Project contact is Lech Muszynski, Oregon State University College of Forestry
This research is a continuation of a long-term effort of systematically monitoring developments in the global CLT industry launched by the PI in 2011 and since 2017 partially funded by an ARS/TDI grant.
Overall, including research conducted before ARS funding, this effort has involved two surveys launched in 2016 and in 2019; 46 targeted site tours of CLT manufacturing lines located in the USA, Japan, Australia, New Zealand, China, France, Germany, Norway, Sweden, Finland, and Estonia; and an extensive review of trade journals tracking the development of the CLT industry. While adhesive-bonded CLT remains the main focus of the research, beginning with 2017 the survey also included two related mass timber panel (MTP) products classified as glueless CLT (massive cross-laminated timber panels bonded with nails and hardwood dowels), MTP hardware manufacturers, construction sites and research laboratories concerned with MTP related research.
To-date we have created and populated a unique database covering more than 116 manufacturing plants (including more than 60 CLT lines) across the globe. The database includes information on MTP manufacturers within and outside the MTP industry cluster, including: changes in production capacity and dominant technologies in global MTP production; key success factors and constraints determining the emergence and growth of production; differences in perception of opportunities, risks, challenges and constraints; related business models, strategies, contextual policies, and; the role of innovation systems.
The purpose of the study is to evaluate and summarize any technical or other impediments to using hem-fir in mass timber products. The different mass timber products included in the study are cross-laminated timber (CLT), glue-laminated timber (glulam), dowel-laminated timber (DLT) and nail-laminated timber (NLT).
The development of this primer commenced shortly after the 2018 launch of the Mass Timber Institute (MTI) centered at the University of Toronto. Funding for this publication was generously provided by the Ontario Ministry of Natural Resources and Forestry. Although numerous jurisdictions have established design guides for tall mass timber buildings, architects and engineers often do not have access to the specialized building science knowledge required to deliver well performing mass timber buildings. MTI worked collaboratively with industry, design professionals, academia, researchers and code experts to develop the scope and content of this mass timber building science primer. Although provincially funded, the broader Canadian context underlying this publication was viewed as the most appropriate means of advancing Ontario’s nascent mass timber building industry. This publication also extends beyond Canada and is based on universally applicable principles of building science and how these principles may be used anywhere in all aspects of mass timber building technology. Specifically, these guidelines were developed to guide stakeholders in selecting and implementing appropriate building science practices and protocols to ensure the acceptable life cycle performance of mass timber buildings.

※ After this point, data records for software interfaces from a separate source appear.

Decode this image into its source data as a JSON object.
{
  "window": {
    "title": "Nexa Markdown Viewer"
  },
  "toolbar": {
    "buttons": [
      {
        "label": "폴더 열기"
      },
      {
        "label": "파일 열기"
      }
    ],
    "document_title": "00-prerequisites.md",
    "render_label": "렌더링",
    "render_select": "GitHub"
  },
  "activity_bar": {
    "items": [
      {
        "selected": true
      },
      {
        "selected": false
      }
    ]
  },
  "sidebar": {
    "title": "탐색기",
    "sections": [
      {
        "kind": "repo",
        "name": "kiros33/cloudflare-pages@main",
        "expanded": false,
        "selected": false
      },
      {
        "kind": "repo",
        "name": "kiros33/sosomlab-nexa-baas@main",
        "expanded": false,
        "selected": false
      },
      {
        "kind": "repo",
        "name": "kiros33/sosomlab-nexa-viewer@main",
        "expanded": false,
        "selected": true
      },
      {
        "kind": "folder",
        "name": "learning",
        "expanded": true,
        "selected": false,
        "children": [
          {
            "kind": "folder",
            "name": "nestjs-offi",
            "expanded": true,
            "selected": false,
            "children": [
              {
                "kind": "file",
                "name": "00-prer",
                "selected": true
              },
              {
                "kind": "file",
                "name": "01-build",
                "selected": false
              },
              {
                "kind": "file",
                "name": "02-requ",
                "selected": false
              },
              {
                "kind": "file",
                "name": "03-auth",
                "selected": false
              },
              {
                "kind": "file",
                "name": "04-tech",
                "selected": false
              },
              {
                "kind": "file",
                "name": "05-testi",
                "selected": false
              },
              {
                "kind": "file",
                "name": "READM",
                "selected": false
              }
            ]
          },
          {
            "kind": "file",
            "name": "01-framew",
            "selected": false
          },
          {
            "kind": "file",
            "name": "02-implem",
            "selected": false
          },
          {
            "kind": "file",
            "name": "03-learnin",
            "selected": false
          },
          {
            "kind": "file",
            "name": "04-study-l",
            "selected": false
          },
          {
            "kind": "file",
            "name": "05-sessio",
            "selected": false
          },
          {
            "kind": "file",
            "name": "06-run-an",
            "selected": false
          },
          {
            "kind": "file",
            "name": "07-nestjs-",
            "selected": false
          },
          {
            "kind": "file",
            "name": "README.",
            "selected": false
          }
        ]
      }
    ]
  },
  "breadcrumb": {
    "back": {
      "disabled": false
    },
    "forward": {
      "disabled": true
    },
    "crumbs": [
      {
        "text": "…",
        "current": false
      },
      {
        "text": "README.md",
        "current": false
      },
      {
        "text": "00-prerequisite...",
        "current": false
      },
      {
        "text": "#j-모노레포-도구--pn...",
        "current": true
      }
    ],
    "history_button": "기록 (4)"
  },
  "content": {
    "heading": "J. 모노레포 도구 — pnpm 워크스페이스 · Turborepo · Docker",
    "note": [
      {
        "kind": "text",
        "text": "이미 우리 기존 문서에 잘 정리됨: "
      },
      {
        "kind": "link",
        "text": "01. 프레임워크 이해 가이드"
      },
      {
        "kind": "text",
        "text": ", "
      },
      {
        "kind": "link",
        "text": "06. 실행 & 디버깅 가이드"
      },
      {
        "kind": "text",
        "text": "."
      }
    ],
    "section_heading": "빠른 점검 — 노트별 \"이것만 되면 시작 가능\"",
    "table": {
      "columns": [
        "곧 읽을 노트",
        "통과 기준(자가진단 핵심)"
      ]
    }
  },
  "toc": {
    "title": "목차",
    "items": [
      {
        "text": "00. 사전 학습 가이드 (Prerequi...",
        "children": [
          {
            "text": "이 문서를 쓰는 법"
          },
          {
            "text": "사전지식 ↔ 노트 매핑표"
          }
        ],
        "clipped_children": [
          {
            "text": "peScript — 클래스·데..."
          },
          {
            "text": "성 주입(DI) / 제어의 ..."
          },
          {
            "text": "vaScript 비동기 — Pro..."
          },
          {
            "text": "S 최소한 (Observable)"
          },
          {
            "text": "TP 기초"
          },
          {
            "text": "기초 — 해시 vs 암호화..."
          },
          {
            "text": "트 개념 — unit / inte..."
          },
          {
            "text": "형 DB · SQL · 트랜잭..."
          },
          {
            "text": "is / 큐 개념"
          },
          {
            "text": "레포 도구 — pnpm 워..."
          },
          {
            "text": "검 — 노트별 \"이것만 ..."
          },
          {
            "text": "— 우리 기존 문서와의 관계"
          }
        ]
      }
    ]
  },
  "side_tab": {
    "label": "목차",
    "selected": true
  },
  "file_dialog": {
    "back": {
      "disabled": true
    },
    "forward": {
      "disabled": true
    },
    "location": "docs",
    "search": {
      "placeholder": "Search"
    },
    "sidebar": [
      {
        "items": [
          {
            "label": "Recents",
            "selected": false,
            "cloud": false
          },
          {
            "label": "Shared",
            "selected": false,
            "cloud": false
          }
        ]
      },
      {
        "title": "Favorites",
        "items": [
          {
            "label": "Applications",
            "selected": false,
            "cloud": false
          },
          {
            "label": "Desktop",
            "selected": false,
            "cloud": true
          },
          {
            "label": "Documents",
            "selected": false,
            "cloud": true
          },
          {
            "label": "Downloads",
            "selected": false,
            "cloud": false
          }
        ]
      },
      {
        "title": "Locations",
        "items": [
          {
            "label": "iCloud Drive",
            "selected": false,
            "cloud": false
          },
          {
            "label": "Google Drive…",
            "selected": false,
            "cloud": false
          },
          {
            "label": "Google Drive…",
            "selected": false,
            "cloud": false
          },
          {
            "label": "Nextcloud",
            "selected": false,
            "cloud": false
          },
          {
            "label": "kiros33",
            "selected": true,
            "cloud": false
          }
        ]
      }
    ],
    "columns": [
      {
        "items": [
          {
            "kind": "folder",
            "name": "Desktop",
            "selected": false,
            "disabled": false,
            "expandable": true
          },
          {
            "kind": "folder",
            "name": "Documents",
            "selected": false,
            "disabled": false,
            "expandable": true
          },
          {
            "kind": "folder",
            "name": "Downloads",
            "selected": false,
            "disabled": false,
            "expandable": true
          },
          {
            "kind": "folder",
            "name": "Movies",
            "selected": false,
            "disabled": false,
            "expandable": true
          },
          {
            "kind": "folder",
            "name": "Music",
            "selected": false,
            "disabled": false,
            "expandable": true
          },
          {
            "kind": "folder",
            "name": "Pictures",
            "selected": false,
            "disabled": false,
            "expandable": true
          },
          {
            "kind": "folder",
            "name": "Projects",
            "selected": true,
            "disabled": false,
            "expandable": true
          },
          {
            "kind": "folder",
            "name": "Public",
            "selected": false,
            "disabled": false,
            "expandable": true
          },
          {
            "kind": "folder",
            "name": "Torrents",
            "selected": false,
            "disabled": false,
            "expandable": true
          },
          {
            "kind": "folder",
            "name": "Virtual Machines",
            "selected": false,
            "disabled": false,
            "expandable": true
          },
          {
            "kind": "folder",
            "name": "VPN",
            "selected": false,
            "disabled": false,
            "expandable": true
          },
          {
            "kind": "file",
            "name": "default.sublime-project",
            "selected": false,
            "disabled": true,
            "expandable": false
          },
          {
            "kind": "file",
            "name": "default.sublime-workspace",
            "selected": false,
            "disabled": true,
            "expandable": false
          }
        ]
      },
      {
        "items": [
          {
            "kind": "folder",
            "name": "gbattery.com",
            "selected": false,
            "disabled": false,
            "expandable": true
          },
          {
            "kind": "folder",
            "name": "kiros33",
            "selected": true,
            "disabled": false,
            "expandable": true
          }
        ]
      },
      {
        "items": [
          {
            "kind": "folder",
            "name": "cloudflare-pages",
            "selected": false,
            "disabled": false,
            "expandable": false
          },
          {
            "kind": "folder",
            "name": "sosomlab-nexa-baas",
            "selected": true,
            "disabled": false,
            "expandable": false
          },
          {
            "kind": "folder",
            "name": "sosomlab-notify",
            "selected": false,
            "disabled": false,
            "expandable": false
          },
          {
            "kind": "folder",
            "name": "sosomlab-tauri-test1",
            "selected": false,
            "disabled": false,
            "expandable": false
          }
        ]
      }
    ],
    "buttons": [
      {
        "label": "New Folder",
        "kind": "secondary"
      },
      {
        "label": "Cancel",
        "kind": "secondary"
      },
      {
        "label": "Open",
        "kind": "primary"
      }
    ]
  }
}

It is essential that each representative stakeholder, developer/owner, architect/engineer, supplier, constructor, wood erector, building official, insurer, and facility manager, understand these principles and how to apply them during the design, procurement, construction and in-service phases before embarking on a mass timber building project.
When mass timber building technology has enjoyed the same degree of penetration as steel and concrete, this primer will be long outdated and its constituent concepts will have been baked into the training and education of design professionals and all those who fabricate, construct, maintain and manage mass timber buildings.
One of the most important reasons this publication was developed was to identify gaps in building science knowledge related to mass timber buildings and hopefully to address these gaps with appropriate research, development and demonstration programs. The mass timber building industry in Canada is still a collection of seedlings that continue to grow and as such they deserve the stewardship of the best available building science knowledge to sustain them until such time as they become a forest that can fend for itself.